Now some hardcore video jockeys out there aren’t going to be satisfied with just 3 hours of recording per charge. For you, the microUSB port on ZionEyez will be a means of extending record time (through an external battery), as well as possibly transferring data onto different platforms (backup drive, etc).
What this means is that whether you are an avid lifelogger, or just someone who wants a better mobile video solution, Eyez has something to offer. Which I think means ZionEyez has a really good chance of succeeding. Their KickStarter page agrees. In the time it took me to write this article they received $2000 in pledges. They’ve already met their goal of $55k, and they have more than 50 days left to go in their pledge drive! In interest of full disclosure, I was one of the people who’s pledged money to the project – the offer for $150 HD spy glasses was just too good to pass up. Singularity Hub’s Keith Kleiner also pledged for a pair of these glasses. (And that offer should still be good up to July 31st…so, you know…don’t miss it).
We’ve covered several different video recording glasses in the past. Most, however, are aimed at the outdoor sports enthusiasts, and few are offered as cheaply as $150. What really makes me think that the Eyez could be a breakout gadget, however, is that it looks like it will have the right combination of appearance and performance. The Ray-Ban style frames will pass unnoticed in most social situations, especially as you can swap out clear or shaded lenses as you like (you could also easily fitt prescription lenses). The connectivity through a smart phone matches up with the planned user base very well, as does their vision for linking these glasses directly to the social network. Eyez seem to be custom fit to sell well. Indeed, $55k in eight days means they already have succeeded as a KickStarter project.

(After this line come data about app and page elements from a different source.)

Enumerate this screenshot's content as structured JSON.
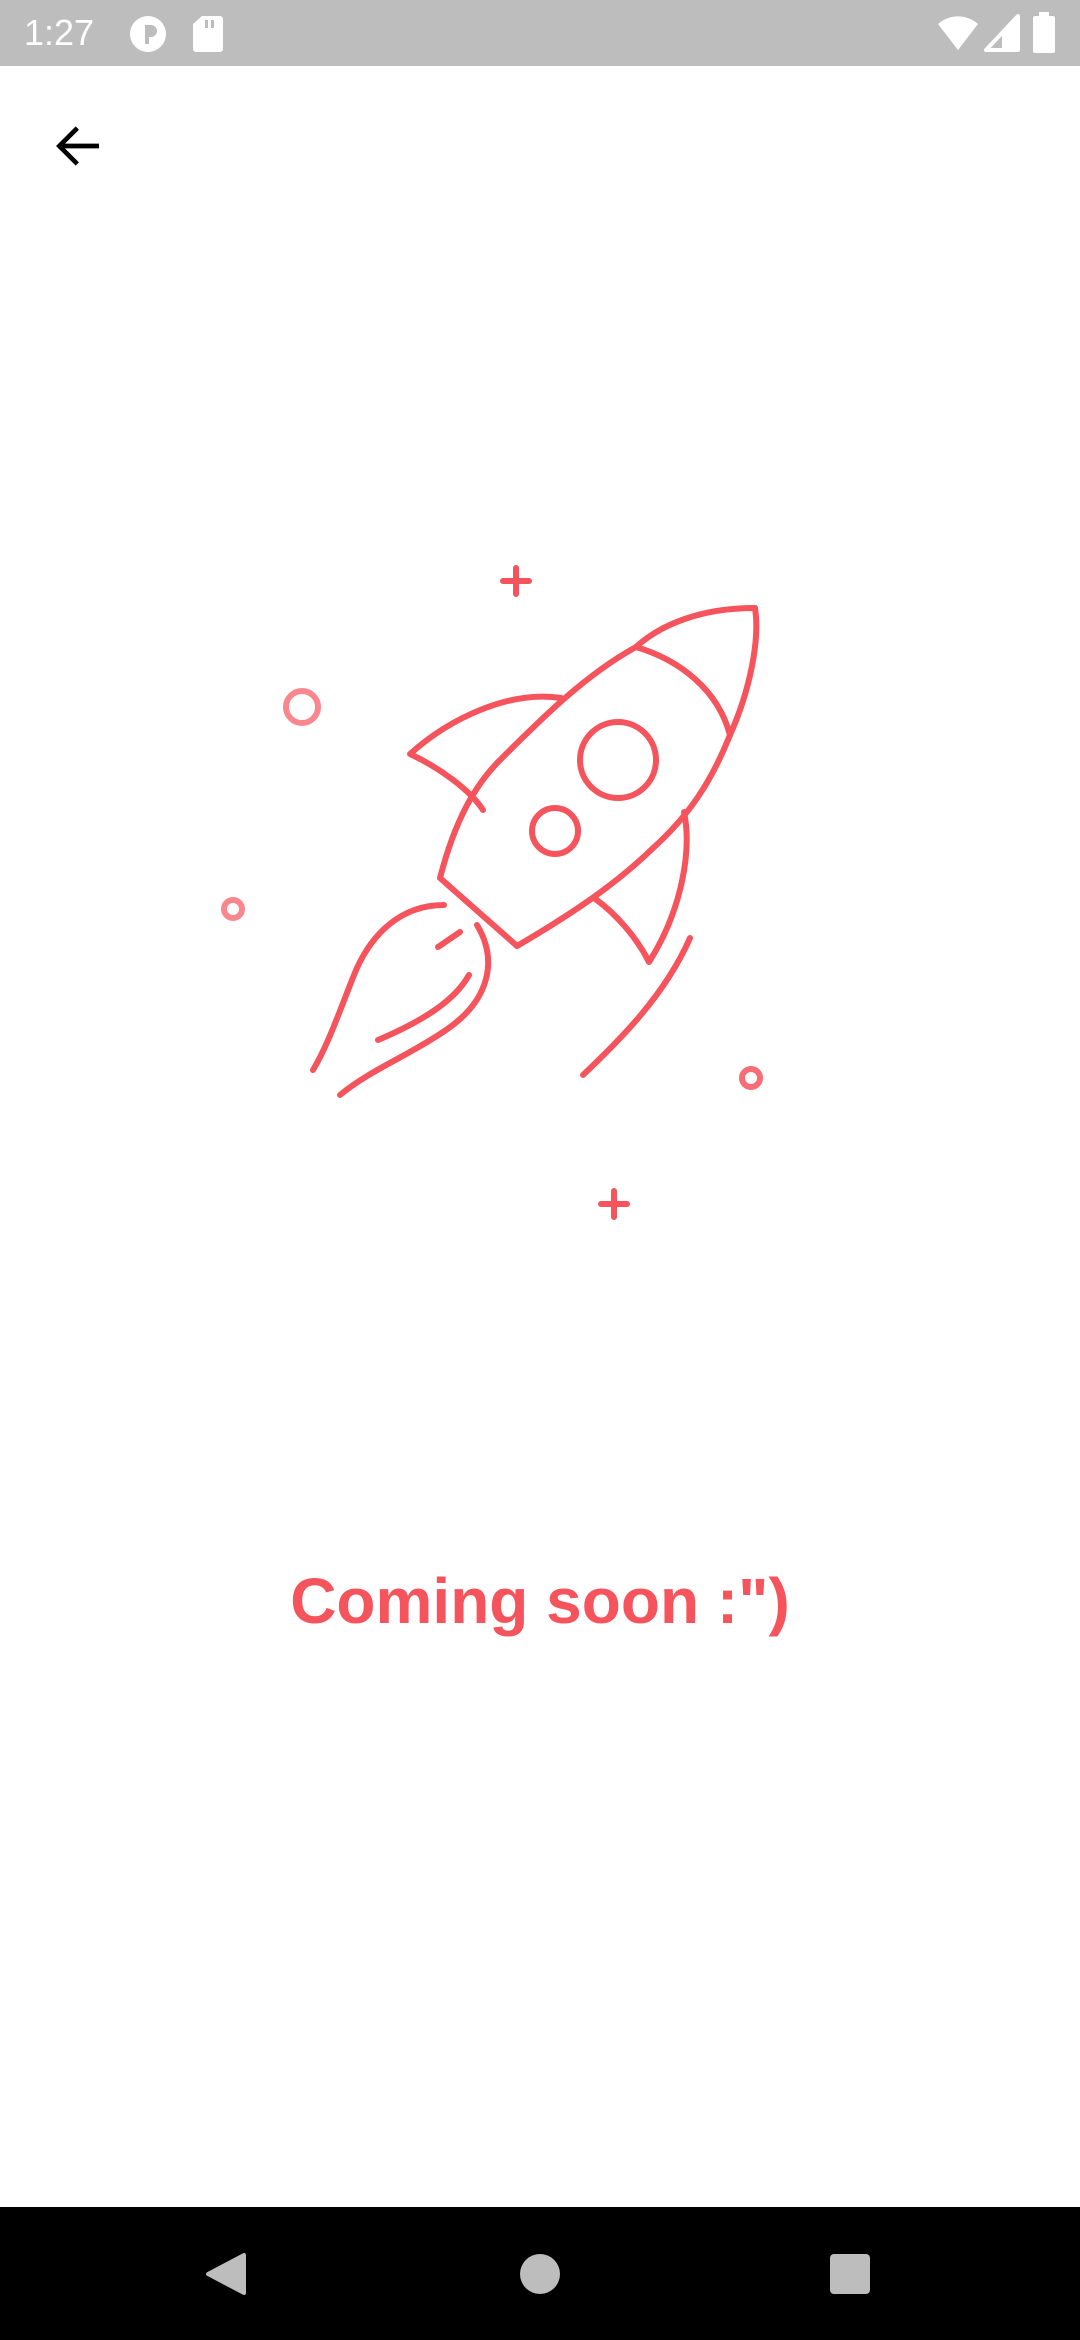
{
  "status_bar": {
    "time": "1:27",
    "icons": [
      "notification-badge-icon",
      "sd-card-icon",
      "wifi-icon",
      "cell-signal-icon",
      "battery-icon"
    ]
  },
  "toolbar": {
    "back_icon": "arrow-back-icon"
  },
  "illustration": {
    "icon": "rocket-illustration",
    "color": "#F6545D"
  },
  "main": {
    "message": "Coming soon :\")",
    "accent_color": "#F6545D"
  },
  "nav_bar": {
    "buttons": [
      "back-triangle-icon",
      "home-circle-icon",
      "recents-square-icon"
    ],
    "icon_color": "#bdbdbd"
  }
}
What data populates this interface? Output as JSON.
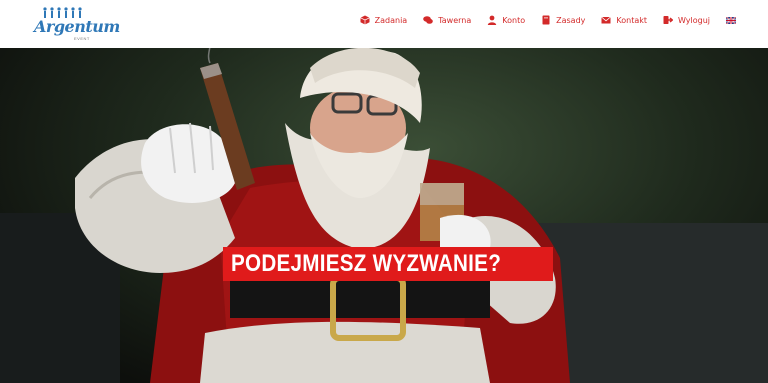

Now, as cool as Eyez may appear, there’s still plenty of reasons to be cautious. That animation video is great, but it’s not a real product. Is it vaporware? Well, the cynic in me says it’s too early to say otherwise, but ZionEyez CTO, Joe Taylor, is coming from Flip, a company that made millions on mobile cameras , and I don’t think there’s anything in this build that would be impossible or undeliverable at this price. Should we be concerned that Eyez is coming from a crowd sourced project rather than a big name distributor? Maybe. But it could also just be a sign that bright young entrepreneurs know that there’s more money to be made the longer they stay independent.
You know, I already pledged money to these guys, so maybe I’m biased. Look over their site, their project page, their specs, and decide for yourself.
What I’m certain of is that this kind of product – camera glasses that blend in and allow for easy hands free recording – is going to be hitting the mainstream, and soon. There are many companies entering this field, including big names like Polaroid, and roughly similar devices are already on the market. In the next few years the number of people wearing video glasses is likely to expand from celebrities like Lady Gaga to thousands of average people looking for an easy way to share their lives. That may excite you, it may you make you paranoid about privacy, or it may strike you as silly. Doesn’t matter. Get ready for everything you see to be on the social network. The future of mobile recording is very near.